January 10 is National Energy Savings Day. If you haven’t made a new year’s resolution yet, why not turn your good intentions toward energy savings in 2018?
Here are six ideas to get you started:
1. Shave energy from your commute
If you work close to home, try walking or riding a bike to work. If that’s not feasible, find a friend to share the ride and carpool, or try mass transportation. Exercise and companionship will get your day off to a better start.
2. Turn down the heat
Move the thermostat a few degrees, and you may not notice the difference–until your energy bill arrives, that is! Turn the heat down when you are sleeping or when you leave the house for the day. A programmable thermostat makes it easy to manage indoor temps without having to think about it. Try a similar pattern for air conditioning.
3. Use less water
Saving water not only saves energy but also reduces your energy and water bill. It takes energy for your water company to purify water and pump it to your home or building. Sewage treatment uses energy, too. Since electricity or gas is usually used to heat water, you’ll save energy if you use less hot water.
4. Update your appliances
Do you know that your everyday appliances are the prime culprits in energy usage? Older appliances are far less efficient than newer ones. For example, older washing machines use about double the water of a newer model. A high efficiency dishwater can use half the water and 40% less electricity than an older model. The same goes for the refrigerator where a high efficiency model can consume 40% less energy, roughly equivalent to $150/year in cost savings. If you can’t afford to upgrade right now, improve maintenance by keeping machines clean and dust-free, and check seals to make sure they are tight.
5. Replace light bulbs
Your choice of light bulb is critical to saving energy and costs. Switch out incandescent bulbs for CFL or LED bulbs. It takes 21 incandescent bulbs to get 25,000 hours of light. The same can be had for three CFL bulbs or one LED bulb. At 12 cents per kilowatt hour, the cost savings of $180 for the incandescent bulb to $42 for the CFL to $30 for the LED is significant. To get started, replace the bulbs in the lights that you use most often.
6. Unplug your electronics

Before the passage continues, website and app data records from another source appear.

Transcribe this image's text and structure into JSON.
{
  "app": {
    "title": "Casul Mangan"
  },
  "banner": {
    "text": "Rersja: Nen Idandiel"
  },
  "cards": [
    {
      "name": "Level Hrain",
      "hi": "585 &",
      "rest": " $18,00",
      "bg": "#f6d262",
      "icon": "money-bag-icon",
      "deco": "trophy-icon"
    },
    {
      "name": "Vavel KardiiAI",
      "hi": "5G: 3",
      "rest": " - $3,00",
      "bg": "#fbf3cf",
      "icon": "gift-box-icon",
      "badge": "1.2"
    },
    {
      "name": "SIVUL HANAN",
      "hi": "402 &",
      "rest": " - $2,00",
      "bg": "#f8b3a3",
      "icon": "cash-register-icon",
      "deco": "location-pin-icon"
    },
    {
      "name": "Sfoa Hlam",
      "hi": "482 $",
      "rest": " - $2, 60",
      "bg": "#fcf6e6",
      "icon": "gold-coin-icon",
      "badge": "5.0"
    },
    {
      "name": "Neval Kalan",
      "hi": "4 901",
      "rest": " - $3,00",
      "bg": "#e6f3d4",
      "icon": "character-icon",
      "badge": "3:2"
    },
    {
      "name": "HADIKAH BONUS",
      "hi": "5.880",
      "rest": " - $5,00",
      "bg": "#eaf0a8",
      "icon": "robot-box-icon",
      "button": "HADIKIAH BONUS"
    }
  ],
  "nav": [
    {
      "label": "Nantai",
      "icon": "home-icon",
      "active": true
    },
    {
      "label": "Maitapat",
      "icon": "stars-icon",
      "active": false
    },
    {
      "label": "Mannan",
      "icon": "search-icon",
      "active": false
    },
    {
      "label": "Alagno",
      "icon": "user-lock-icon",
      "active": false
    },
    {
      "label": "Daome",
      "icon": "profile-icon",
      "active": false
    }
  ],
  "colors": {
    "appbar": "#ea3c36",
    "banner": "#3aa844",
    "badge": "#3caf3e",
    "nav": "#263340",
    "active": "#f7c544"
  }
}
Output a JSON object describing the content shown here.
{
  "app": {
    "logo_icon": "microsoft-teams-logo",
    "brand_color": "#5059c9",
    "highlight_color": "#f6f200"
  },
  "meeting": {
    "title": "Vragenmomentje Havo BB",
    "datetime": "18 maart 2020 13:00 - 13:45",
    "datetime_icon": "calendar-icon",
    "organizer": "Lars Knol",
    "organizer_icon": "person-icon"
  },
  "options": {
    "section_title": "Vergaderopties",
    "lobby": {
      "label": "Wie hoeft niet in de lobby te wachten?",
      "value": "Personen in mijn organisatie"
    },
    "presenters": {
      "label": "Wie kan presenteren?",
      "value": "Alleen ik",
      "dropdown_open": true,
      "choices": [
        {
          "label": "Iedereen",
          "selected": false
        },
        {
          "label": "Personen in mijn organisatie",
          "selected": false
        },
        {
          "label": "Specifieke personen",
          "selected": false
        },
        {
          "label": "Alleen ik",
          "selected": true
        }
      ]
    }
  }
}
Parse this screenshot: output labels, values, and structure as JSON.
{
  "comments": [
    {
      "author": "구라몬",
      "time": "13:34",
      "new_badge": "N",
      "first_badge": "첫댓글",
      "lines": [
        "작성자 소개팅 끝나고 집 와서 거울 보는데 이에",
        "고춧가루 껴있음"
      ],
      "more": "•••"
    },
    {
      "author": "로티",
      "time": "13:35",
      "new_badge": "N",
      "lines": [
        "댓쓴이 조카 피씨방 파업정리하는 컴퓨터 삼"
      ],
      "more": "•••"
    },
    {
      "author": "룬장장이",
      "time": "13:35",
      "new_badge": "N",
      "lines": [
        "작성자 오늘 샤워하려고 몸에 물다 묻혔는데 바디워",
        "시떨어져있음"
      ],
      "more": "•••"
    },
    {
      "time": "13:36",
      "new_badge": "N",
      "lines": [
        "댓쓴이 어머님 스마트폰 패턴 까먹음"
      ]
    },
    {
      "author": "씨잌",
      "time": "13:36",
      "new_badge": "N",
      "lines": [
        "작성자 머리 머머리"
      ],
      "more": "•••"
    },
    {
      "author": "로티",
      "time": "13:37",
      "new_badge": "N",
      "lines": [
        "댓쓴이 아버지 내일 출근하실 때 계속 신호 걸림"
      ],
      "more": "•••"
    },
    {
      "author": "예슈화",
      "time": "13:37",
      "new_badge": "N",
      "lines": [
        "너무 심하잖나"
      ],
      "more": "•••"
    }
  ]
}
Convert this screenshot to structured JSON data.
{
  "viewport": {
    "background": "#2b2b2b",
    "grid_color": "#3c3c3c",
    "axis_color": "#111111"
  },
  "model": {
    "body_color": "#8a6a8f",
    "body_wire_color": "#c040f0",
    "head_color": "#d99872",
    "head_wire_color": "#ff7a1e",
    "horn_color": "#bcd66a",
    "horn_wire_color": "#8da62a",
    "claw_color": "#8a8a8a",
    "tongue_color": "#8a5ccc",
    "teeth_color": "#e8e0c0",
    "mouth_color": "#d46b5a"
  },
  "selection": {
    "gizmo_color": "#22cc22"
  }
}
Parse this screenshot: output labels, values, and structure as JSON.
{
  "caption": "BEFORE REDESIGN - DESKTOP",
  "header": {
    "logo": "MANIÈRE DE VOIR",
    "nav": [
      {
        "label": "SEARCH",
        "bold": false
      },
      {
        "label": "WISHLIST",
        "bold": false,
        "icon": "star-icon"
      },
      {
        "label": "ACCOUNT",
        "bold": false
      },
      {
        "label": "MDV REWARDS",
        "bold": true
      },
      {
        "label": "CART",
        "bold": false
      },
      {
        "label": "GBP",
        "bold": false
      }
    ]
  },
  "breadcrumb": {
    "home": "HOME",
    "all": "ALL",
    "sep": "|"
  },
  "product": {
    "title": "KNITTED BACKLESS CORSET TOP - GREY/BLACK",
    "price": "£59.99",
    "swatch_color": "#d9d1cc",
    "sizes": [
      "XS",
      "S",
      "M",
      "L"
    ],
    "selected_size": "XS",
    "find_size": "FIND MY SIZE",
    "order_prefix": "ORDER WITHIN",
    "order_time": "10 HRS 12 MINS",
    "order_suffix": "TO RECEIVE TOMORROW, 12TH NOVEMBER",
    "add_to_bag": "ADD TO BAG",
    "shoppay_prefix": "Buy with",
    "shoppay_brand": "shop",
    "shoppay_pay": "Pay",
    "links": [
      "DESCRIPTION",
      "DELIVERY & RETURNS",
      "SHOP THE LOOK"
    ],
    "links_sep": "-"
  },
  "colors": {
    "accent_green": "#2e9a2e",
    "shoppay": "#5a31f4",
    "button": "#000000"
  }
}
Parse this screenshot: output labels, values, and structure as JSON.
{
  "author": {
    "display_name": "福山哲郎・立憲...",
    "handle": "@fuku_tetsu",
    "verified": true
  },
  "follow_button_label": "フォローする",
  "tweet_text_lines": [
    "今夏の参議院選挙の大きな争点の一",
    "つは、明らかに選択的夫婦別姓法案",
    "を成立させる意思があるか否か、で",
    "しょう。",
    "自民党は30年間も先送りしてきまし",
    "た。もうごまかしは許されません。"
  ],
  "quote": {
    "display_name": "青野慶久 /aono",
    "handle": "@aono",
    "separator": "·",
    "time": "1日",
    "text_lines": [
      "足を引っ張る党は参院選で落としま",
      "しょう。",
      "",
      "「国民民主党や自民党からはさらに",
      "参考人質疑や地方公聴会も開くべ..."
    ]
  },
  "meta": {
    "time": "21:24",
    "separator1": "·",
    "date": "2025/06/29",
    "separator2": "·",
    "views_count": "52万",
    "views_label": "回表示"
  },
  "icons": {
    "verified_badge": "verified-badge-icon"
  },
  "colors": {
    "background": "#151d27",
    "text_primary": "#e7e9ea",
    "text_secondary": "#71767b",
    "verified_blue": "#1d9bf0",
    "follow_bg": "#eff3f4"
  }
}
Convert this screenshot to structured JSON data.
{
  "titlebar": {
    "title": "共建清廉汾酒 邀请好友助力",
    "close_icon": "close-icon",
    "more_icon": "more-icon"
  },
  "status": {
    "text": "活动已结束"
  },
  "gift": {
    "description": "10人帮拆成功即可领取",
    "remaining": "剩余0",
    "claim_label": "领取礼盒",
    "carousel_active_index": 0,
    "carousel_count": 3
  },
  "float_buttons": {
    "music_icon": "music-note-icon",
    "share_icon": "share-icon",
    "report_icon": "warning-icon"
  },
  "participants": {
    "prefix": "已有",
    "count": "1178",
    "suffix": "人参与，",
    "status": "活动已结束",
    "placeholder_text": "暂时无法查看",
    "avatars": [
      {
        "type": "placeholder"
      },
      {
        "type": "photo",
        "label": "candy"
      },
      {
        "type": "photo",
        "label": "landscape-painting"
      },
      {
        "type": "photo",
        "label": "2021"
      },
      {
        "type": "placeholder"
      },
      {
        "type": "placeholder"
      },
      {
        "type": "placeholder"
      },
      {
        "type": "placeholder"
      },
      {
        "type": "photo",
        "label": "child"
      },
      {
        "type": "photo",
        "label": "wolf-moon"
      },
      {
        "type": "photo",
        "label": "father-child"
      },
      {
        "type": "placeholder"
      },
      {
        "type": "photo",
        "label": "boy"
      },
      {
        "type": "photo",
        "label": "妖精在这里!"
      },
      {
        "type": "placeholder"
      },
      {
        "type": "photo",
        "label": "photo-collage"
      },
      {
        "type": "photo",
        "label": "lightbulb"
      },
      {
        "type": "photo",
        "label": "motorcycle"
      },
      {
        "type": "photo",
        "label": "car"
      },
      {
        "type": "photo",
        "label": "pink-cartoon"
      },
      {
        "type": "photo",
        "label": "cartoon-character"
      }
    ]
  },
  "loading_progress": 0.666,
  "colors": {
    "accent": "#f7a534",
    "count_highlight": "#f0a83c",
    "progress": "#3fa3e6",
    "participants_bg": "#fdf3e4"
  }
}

If you can’t unplug them, re-plug all of your electronics (TV, computers, home theater system, cable box, docking station, etc.) into an auto-shut-off power strip. Not only will this protect your devices from a power surge, but it will also prevent “phantom electricity” from feeding their clocks and timers. The strip will turn off your electronics when they are fully charged or not in use. You’ll see the difference in your electricity bill.
Let National Energy Savings Day motivate you to take action.
There are many small changes you can begin today and build on tomorrow. Over time, small changes add up to big savings in energy and costs.
Allison Levin is vice president of energy services for Cost Control Associates, Inc. She has been with the company 22 years and achieved industry certification as a carbon reduction manager in 2015. She received her MST from SUNY Plattsburgh and her BA in mathematics from Boston University. Learn more.